*** Extracted data ***

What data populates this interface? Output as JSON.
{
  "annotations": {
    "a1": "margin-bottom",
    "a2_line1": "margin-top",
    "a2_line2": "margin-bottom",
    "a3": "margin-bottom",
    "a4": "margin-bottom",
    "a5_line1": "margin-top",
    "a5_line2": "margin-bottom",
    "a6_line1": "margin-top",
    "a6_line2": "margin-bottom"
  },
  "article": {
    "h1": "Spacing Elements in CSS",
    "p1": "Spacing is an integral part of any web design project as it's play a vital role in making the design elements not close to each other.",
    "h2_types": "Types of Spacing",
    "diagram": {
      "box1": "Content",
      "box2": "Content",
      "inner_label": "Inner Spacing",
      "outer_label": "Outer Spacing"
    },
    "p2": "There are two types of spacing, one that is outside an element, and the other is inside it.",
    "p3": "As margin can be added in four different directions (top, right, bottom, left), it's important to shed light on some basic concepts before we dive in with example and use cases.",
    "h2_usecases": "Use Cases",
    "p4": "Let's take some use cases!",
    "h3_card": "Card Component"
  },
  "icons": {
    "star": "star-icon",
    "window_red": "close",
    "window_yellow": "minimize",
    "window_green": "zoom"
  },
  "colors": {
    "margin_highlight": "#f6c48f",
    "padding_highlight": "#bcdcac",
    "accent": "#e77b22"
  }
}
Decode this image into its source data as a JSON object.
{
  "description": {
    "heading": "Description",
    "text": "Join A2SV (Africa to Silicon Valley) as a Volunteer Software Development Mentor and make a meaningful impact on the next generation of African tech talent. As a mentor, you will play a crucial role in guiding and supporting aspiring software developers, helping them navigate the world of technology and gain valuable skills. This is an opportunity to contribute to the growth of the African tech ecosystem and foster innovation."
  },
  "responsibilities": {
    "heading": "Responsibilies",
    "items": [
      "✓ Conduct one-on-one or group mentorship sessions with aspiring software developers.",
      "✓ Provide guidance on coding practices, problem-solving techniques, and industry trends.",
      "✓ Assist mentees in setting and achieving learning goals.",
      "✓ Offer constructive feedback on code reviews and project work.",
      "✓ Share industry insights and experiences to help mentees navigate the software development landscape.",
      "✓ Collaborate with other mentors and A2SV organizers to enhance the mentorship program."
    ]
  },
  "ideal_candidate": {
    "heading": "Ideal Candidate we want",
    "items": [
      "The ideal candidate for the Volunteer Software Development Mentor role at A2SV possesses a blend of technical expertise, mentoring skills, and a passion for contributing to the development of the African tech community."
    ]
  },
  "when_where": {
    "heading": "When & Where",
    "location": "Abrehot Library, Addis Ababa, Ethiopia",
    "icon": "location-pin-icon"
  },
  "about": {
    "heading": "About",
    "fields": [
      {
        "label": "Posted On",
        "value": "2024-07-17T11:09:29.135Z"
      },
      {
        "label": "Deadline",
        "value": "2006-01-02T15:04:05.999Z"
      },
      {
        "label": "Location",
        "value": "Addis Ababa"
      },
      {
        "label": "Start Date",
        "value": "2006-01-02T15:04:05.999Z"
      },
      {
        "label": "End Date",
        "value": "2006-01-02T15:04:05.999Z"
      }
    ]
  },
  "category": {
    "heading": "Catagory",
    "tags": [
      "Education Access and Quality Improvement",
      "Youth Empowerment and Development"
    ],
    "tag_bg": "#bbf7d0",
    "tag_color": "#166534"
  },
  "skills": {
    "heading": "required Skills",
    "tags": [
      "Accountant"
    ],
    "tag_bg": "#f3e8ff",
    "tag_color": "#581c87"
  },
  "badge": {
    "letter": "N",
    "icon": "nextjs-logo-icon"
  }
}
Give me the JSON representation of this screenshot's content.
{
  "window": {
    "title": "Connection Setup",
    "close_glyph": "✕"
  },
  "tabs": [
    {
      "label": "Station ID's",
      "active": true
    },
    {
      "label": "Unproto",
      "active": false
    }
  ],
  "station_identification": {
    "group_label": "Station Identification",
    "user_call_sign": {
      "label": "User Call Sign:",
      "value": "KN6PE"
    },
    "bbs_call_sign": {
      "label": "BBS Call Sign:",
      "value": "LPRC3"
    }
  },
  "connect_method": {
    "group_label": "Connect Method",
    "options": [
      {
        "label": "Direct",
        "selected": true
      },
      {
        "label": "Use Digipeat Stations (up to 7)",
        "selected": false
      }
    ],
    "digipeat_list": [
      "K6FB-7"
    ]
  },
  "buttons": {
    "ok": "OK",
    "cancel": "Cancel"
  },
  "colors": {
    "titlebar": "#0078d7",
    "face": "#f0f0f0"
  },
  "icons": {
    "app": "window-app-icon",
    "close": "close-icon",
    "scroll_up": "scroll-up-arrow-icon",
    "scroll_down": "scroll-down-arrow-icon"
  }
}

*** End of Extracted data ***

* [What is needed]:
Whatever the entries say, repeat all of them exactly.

* [Answer section]:
What data populates this interface? Output as JSON.
{
  "annotations": {
    "a1": "margin-bottom",
    "a2_line1": "margin-top",
    "a2_line2": "margin-bottom",
    "a3": "margin-bottom",
    "a4": "margin-bottom",
    "a5_line1": "margin-top",
    "a5_line2": "margin-bottom",
    "a6_line1": "margin-top",
    "a6_line2": "margin-bottom"
  },
  "article": {
    "h1": "Spacing Elements in CSS",
    "p1": "Spacing is an integral part of any web design project as it's play a vital role in making the design elements not close to each other.",
    "h2_types": "Types of Spacing",
    "diagram": {
      "box1": "Content",
      "box2": "Content",
      "inner_label": "Inner Spacing",
      "outer_label": "Outer Spacing"
    },
    "p2": "There are two types of spacing, one that is outside an element, and the other is inside it.",
    "p3": "As margin can be added in four different directions (top, right, bottom, left), it's important to shed light on some basic concepts before we dive in with example and use cases.",
    "h2_usecases": "Use Cases",
    "p4": "Let's take some use cases!",
    "h3_card": "Card Component"
  },
  "icons": {
    "star": "star-icon",
    "window_red": "close",
    "window_yellow": "minimize",
    "window_green": "zoom"
  },
  "colors": {
    "margin_highlight": "#f6c48f",
    "padding_highlight": "#bcdcac",
    "accent": "#e77b22"
  }
}
Decode this image into its source data as a JSON object.
{
  "description": {
    "heading": "Description",
    "text": "Join A2SV (Africa to Silicon Valley) as a Volunteer Software Development Mentor and make a meaningful impact on the next generation of African tech talent. As a mentor, you will play a crucial role in guiding and supporting aspiring software developers, helping them navigate the world of technology and gain valuable skills. This is an opportunity to contribute to the growth of the African tech ecosystem and foster innovation."
  },
  "responsibilities": {
    "heading": "Responsibilies",
    "items": [
      "✓ Conduct one-on-one or group mentorship sessions with aspiring software developers.",
      "✓ Provide guidance on coding practices, problem-solving techniques, and industry trends.",
      "✓ Assist mentees in setting and achieving learning goals.",
      "✓ Offer constructive feedback on code reviews and project work.",
      "✓ Share industry insights and experiences to help mentees navigate the software development landscape.",
      "✓ Collaborate with other mentors and A2SV organizers to enhance the mentorship program."
    ]
  },
  "ideal_candidate": {
    "heading": "Ideal Candidate we want",
    "items": [
      "The ideal candidate for the Volunteer Software Development Mentor role at A2SV possesses a blend of technical expertise, mentoring skills, and a passion for contributing to the development of the African tech community."
    ]
  },
  "when_where": {
    "heading": "When & Where",
    "location": "Abrehot Library, Addis Ababa, Ethiopia",
    "icon": "location-pin-icon"
  },
  "about": {
    "heading": "About",
    "fields": [
      {
        "label": "Posted On",
        "value": "2024-07-17T11:09:29.135Z"
      },
      {
        "label": "Deadline",
        "value": "2006-01-02T15:04:05.999Z"
      },
      {
        "label": "Location",
        "value": "Addis Ababa"
      },
      {
        "label": "Start Date",
        "value": "2006-01-02T15:04:05.999Z"
      },
      {
        "label": "End Date",
        "value": "2006-01-02T15:04:05.999Z"
      }
    ]
  },
  "category": {
    "heading": "Catagory",
    "tags": [
      "Education Access and Quality Improvement",
      "Youth Empowerment and Development"
    ],
    "tag_bg": "#bbf7d0",
    "tag_color": "#166534"
  },
  "skills": {
    "heading": "required Skills",
    "tags": [
      "Accountant"
    ],
    "tag_bg": "#f3e8ff",
    "tag_color": "#581c87"
  },
  "badge": {
    "letter": "N",
    "icon": "nextjs-logo-icon"
  }
}
Give me the JSON representation of this screenshot's content.
{
  "window": {
    "title": "Connection Setup",
    "close_glyph": "✕"
  },
  "tabs": [
    {
      "label": "Station ID's",
      "active": true
    },
    {
      "label": "Unproto",
      "active": false
    }
  ],
  "station_identification": {
    "group_label": "Station Identification",
    "user_call_sign": {
      "label": "User Call Sign:",
      "value": "KN6PE"
    },
    "bbs_call_sign": {
      "label": "BBS Call Sign:",
      "value": "LPRC3"
    }
  },
  "connect_method": {
    "group_label": "Connect Method",
    "options": [
      {
        "label": "Direct",
        "selected": true
      },
      {
        "label": "Use Digipeat Stations (up to 7)",
        "selected": false
      }
    ],
    "digipeat_list": [
      "K6FB-7"
    ]
  },
  "buttons": {
    "ok": "OK",
    "cancel": "Cancel"
  },
  "colors": {
    "titlebar": "#0078d7",
    "face": "#f0f0f0"
  },
  "icons": {
    "app": "window-app-icon",
    "close": "close-icon",
    "scroll_up": "scroll-up-arrow-icon",
    "scroll_down": "scroll-down-arrow-icon"
  }
}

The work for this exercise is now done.